What needs to be done: Your answer should consist of each line below that contains the string "Manage".

Items from an interface collection

=== Section Start ===

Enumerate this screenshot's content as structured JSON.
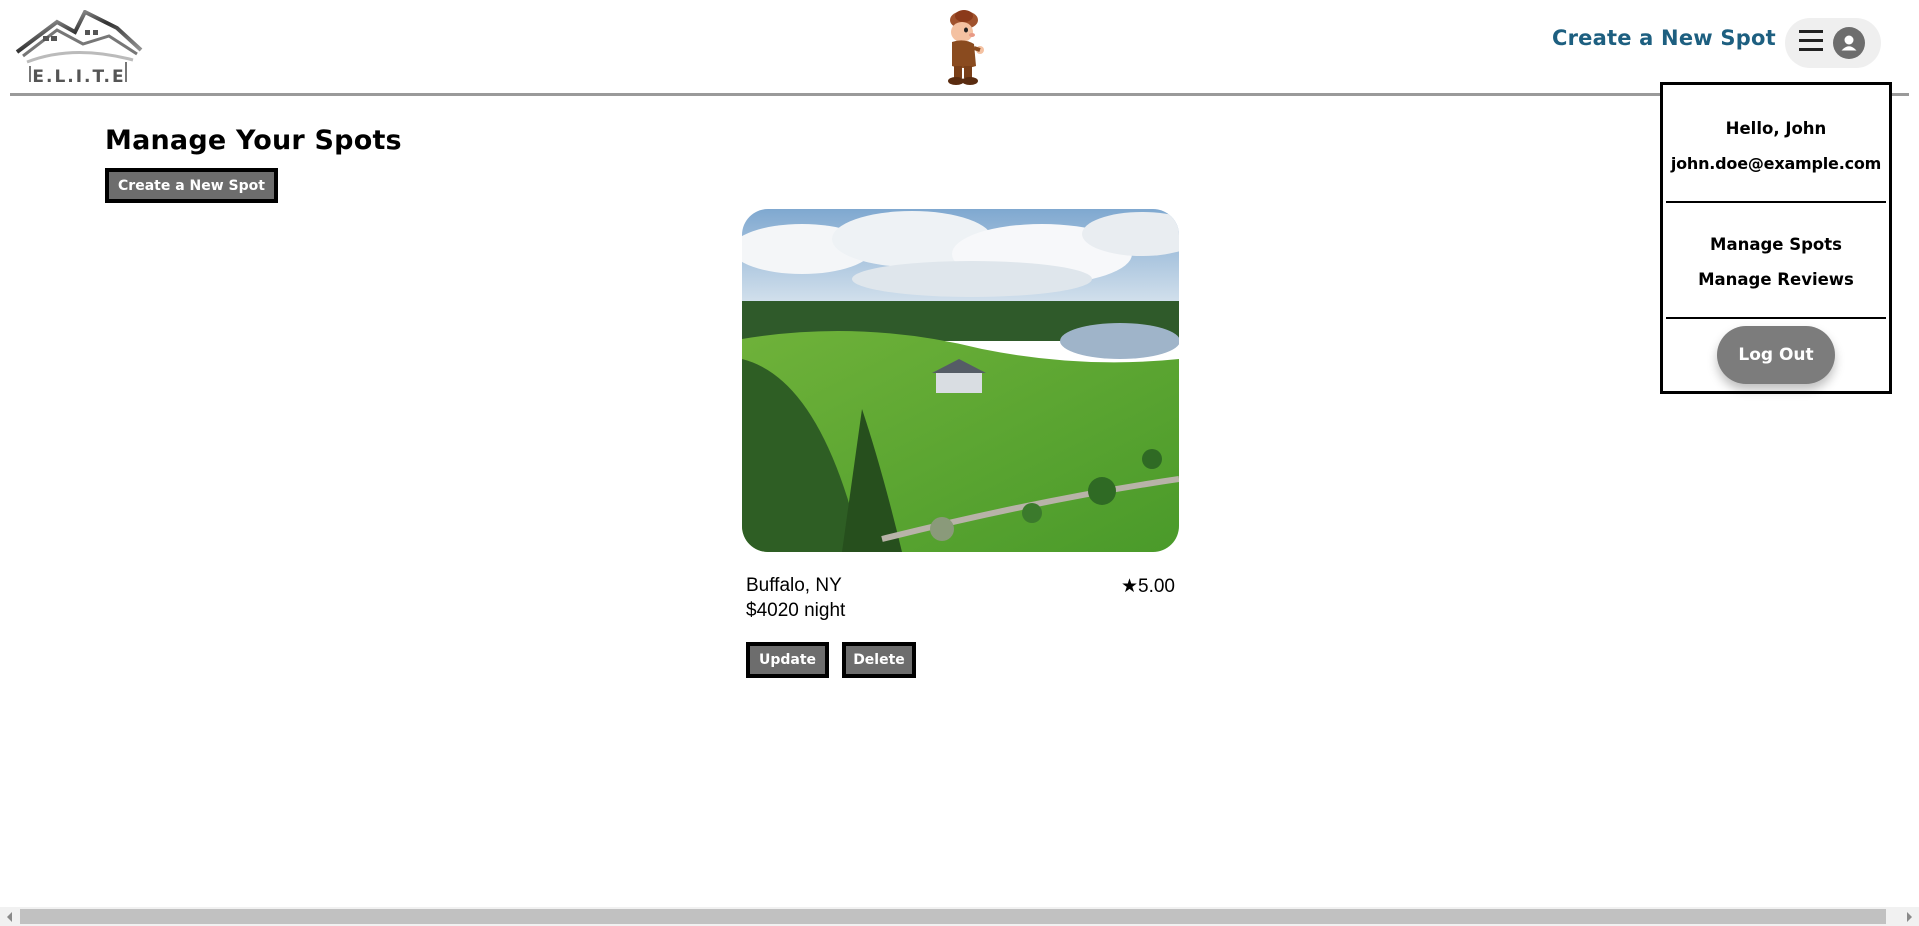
{
  "header": {
    "logo_text": "E.L.I.T.E",
    "create_link": "Create a New Spot",
    "menu_icon": "hamburger-icon",
    "avatar_icon": "user-avatar-icon"
  },
  "dropdown": {
    "greeting": "Hello, John",
    "email": "john.doe@example.com",
    "links": [
      "Manage Spots",
      "Manage Reviews"
    ],
    "logout": "Log Out"
  },
  "main": {
    "title": "Manage Your Spots",
    "create_button": "Create a New Spot",
    "spots": [
      {
        "location": "Buffalo, NY",
        "price": "$4020 night",
        "rating": "5.00",
        "update_label": "Update",
        "delete_label": "Delete"
      }
    ]
  },
  "colors": {
    "accent": "#1d5f80",
    "button": "#6d6d6d",
    "logout": "#7c7c7c"
  }
}
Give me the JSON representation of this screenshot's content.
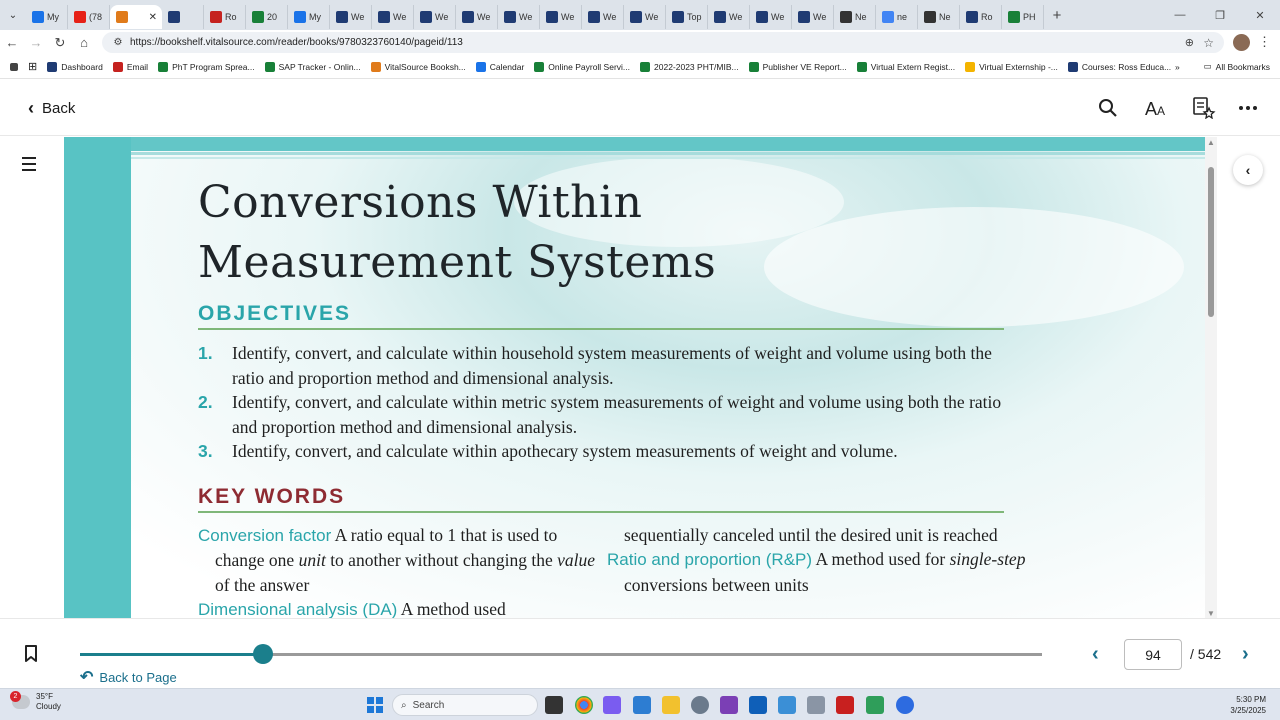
{
  "browser": {
    "tabs": [
      {
        "label": "My",
        "color": "#1a73e8"
      },
      {
        "label": "(78",
        "color": "#e62117"
      },
      {
        "label": "",
        "color": "#e07b1b",
        "active": true
      },
      {
        "label": "",
        "color": "#1f3b73"
      },
      {
        "label": "Ro",
        "color": "#c5221f"
      },
      {
        "label": "20",
        "color": "#188038"
      },
      {
        "label": "My",
        "color": "#1a73e8"
      },
      {
        "label": "We",
        "color": "#1f3b73"
      },
      {
        "label": "We",
        "color": "#1f3b73"
      },
      {
        "label": "We",
        "color": "#1f3b73"
      },
      {
        "label": "We",
        "color": "#1f3b73"
      },
      {
        "label": "We",
        "color": "#1f3b73"
      },
      {
        "label": "We",
        "color": "#1f3b73"
      },
      {
        "label": "We",
        "color": "#1f3b73"
      },
      {
        "label": "We",
        "color": "#1f3b73"
      },
      {
        "label": "Top",
        "color": "#1f3b73"
      },
      {
        "label": "We",
        "color": "#1f3b73"
      },
      {
        "label": "We",
        "color": "#1f3b73"
      },
      {
        "label": "We",
        "color": "#1f3b73"
      },
      {
        "label": "Ne",
        "color": "#333333"
      },
      {
        "label": "ne",
        "color": "#4285f4"
      },
      {
        "label": "Ne",
        "color": "#333333"
      },
      {
        "label": "Ro",
        "color": "#1f3b73"
      },
      {
        "label": "PH",
        "color": "#188038"
      }
    ],
    "url": "https://bookshelf.vitalsource.com/reader/books/9780323760140/pageid/113",
    "bookmarks": [
      {
        "label": "Dashboard",
        "color": "#1f3b73"
      },
      {
        "label": "Email",
        "color": "#c5221f"
      },
      {
        "label": "PhT Program Sprea...",
        "color": "#188038"
      },
      {
        "label": "SAP Tracker - Onlin...",
        "color": "#188038"
      },
      {
        "label": "VitalSource Booksh...",
        "color": "#e07b1b"
      },
      {
        "label": "Calendar",
        "color": "#1a73e8"
      },
      {
        "label": "Online Payroll Servi...",
        "color": "#188038"
      },
      {
        "label": "2022-2023 PHT/MIB...",
        "color": "#188038"
      },
      {
        "label": "Publisher VE Report...",
        "color": "#188038"
      },
      {
        "label": "Virtual Extern Regist...",
        "color": "#188038"
      },
      {
        "label": "Virtual Externship -...",
        "color": "#f4b400"
      },
      {
        "label": "Courses: Ross Educa...",
        "color": "#1f3b73"
      }
    ],
    "all_bookmarks": "All Bookmarks"
  },
  "reader": {
    "back_label": "Back",
    "page": {
      "title_line1": "Conversions Within",
      "title_line2": "Measurement Systems",
      "objectives_heading": "OBJECTIVES",
      "objectives": [
        {
          "num": "1.",
          "text": "Identify, convert, and calculate within household system measurements of weight and volume using both the ratio and proportion method and dimensional analysis."
        },
        {
          "num": "2.",
          "text": "Identify, convert, and calculate within metric system measurements of weight and volume using both the ratio and proportion method and dimensional analysis."
        },
        {
          "num": "3.",
          "text": "Identify, convert, and calculate within apothecary system measurements of weight and volume."
        }
      ],
      "keywords_heading": "KEY WORDS",
      "kw1_term": "Conversion factor",
      "kw1_def_a": "A ratio equal to 1 that is used to change one",
      "kw1_def_unit": "unit",
      "kw1_def_b": "to another without changing the",
      "kw1_def_value": "value",
      "kw1_def_c": "of the answer",
      "kw2_term": "Dimensional analysis (DA)",
      "kw2_def_a": "A method used",
      "kw2_cont": "sequentially canceled until the desired unit is reached",
      "kw3_term": "Ratio and proportion (R&P)",
      "kw3_def_a": "A method used for",
      "kw3_def_em": "single-step",
      "kw3_def_b": "conversions between units"
    }
  },
  "footer": {
    "back_to_page": "Back to Page",
    "current_page": "94",
    "total_pages": "/ 542",
    "progress": 0.19
  },
  "taskbar": {
    "weather_badge": "2",
    "temperature": "35°F",
    "condition": "Cloudy",
    "search_placeholder": "Search",
    "time": "5:30 PM",
    "date": "3/25/2025"
  }
}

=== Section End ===

Exercise solution:
      "Manage Spots",
      "Manage Reviews"
    "title": "Manage Your Spots",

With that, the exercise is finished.